#### AIM OF THE EXERCISE
If a line in the listing includes the word "JSON", copy it out.

↓

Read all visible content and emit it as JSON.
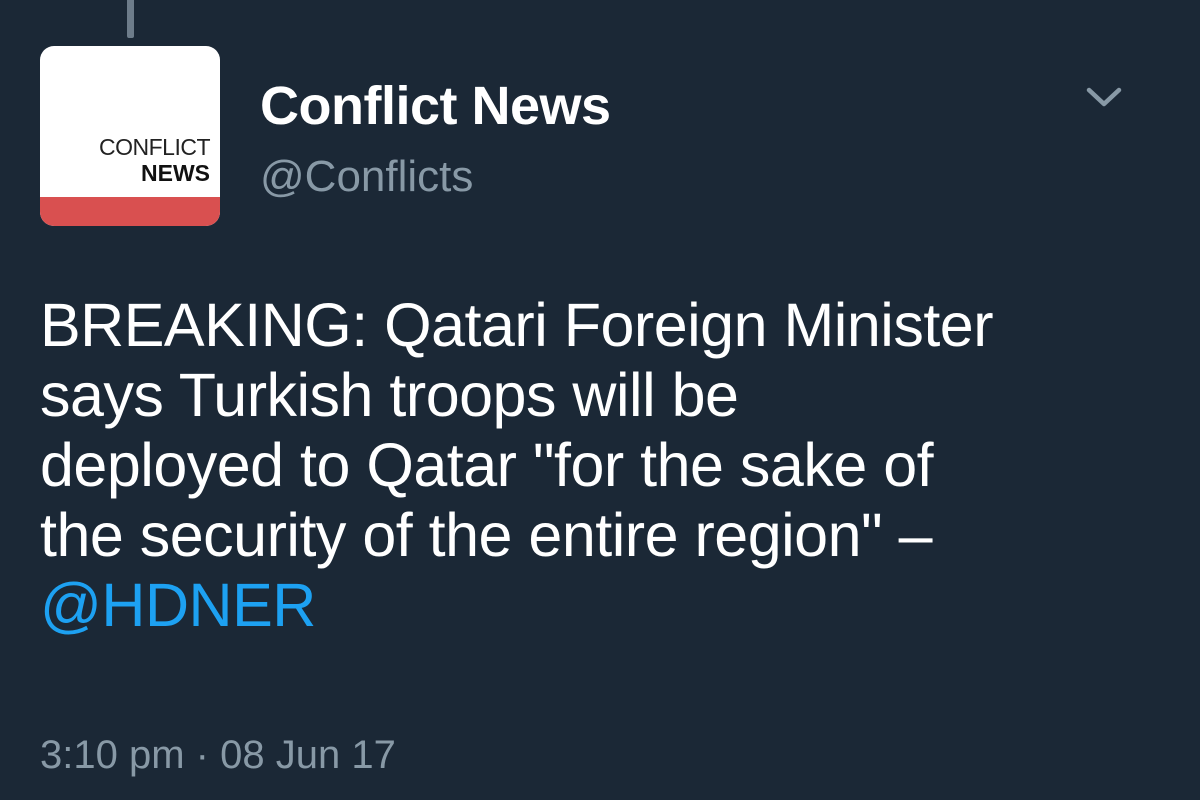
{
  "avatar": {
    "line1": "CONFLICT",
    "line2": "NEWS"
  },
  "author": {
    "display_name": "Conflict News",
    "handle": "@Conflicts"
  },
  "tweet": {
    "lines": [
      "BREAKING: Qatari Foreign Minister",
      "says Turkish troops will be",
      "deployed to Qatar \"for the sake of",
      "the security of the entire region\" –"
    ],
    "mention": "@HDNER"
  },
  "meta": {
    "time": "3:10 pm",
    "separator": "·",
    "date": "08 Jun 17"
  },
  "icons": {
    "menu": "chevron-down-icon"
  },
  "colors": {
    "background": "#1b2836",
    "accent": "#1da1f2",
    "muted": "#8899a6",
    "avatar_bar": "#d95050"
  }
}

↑
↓

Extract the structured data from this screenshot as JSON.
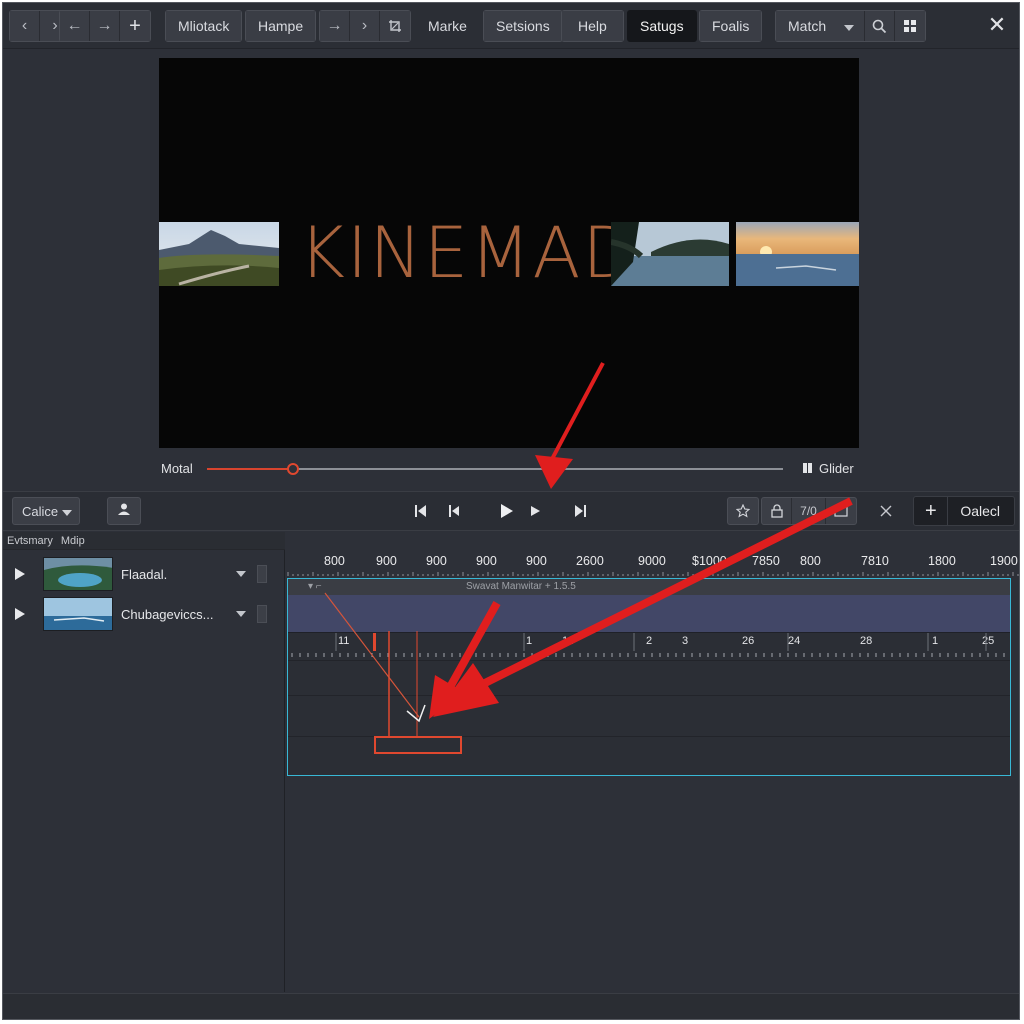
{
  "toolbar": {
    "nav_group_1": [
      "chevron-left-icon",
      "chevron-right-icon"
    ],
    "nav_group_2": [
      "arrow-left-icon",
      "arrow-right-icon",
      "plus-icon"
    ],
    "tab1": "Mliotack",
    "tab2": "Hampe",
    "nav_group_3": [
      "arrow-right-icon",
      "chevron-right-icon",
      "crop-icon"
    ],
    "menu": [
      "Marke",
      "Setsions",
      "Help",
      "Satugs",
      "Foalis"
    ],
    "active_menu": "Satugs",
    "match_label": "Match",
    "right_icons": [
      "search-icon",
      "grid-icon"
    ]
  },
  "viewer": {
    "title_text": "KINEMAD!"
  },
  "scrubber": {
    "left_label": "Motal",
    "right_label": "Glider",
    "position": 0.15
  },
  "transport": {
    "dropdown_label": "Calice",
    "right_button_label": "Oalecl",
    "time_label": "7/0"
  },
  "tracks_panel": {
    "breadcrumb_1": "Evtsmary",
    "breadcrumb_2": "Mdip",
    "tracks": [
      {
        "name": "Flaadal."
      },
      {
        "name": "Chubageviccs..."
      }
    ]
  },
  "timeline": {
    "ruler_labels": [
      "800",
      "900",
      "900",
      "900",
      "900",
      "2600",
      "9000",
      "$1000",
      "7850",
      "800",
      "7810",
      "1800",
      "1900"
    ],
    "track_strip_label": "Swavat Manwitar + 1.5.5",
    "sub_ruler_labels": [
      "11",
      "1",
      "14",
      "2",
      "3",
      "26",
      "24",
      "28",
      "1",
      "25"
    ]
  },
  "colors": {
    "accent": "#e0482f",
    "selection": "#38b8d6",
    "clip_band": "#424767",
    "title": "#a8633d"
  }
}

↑
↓

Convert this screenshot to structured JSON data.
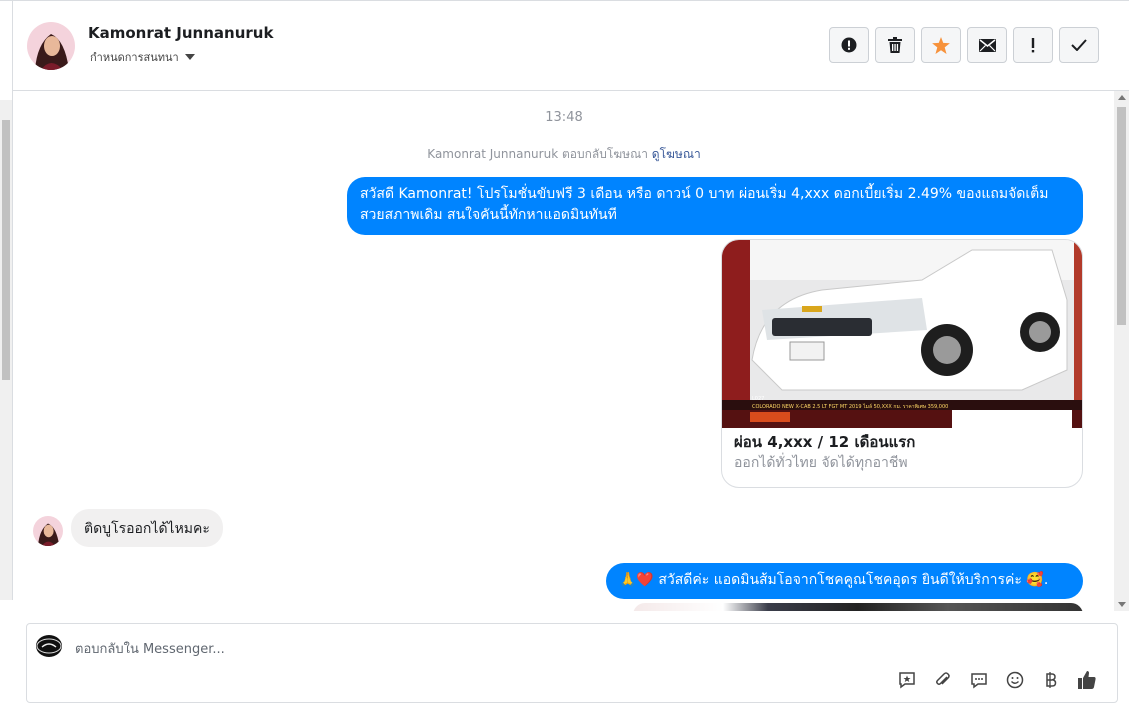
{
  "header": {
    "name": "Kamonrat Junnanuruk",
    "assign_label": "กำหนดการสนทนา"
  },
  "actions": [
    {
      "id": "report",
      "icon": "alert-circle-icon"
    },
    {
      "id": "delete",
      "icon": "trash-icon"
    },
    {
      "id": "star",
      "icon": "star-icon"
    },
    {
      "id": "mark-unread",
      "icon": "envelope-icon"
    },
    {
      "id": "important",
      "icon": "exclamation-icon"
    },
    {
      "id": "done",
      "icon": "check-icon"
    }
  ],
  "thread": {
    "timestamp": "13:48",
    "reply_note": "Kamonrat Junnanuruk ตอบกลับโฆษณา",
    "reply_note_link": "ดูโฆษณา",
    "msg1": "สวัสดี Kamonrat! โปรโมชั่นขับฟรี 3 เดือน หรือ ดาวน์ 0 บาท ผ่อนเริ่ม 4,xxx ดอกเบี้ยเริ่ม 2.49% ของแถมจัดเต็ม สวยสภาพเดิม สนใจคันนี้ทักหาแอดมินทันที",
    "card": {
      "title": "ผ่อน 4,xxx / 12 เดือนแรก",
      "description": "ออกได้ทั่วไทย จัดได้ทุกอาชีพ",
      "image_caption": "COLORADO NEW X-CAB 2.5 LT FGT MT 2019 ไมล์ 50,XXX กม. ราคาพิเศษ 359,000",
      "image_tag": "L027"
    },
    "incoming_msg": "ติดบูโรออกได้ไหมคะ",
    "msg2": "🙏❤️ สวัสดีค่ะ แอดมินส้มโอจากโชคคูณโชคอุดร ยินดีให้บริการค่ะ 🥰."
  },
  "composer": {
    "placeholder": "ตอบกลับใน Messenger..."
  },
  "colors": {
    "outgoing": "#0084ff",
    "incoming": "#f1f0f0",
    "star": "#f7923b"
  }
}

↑

#### EXERCISE SOLUTION
Read all visible content and emit it as JSON.
Extract the structured data from this screenshot as JSON.
Convert this screenshot to structured JSON data.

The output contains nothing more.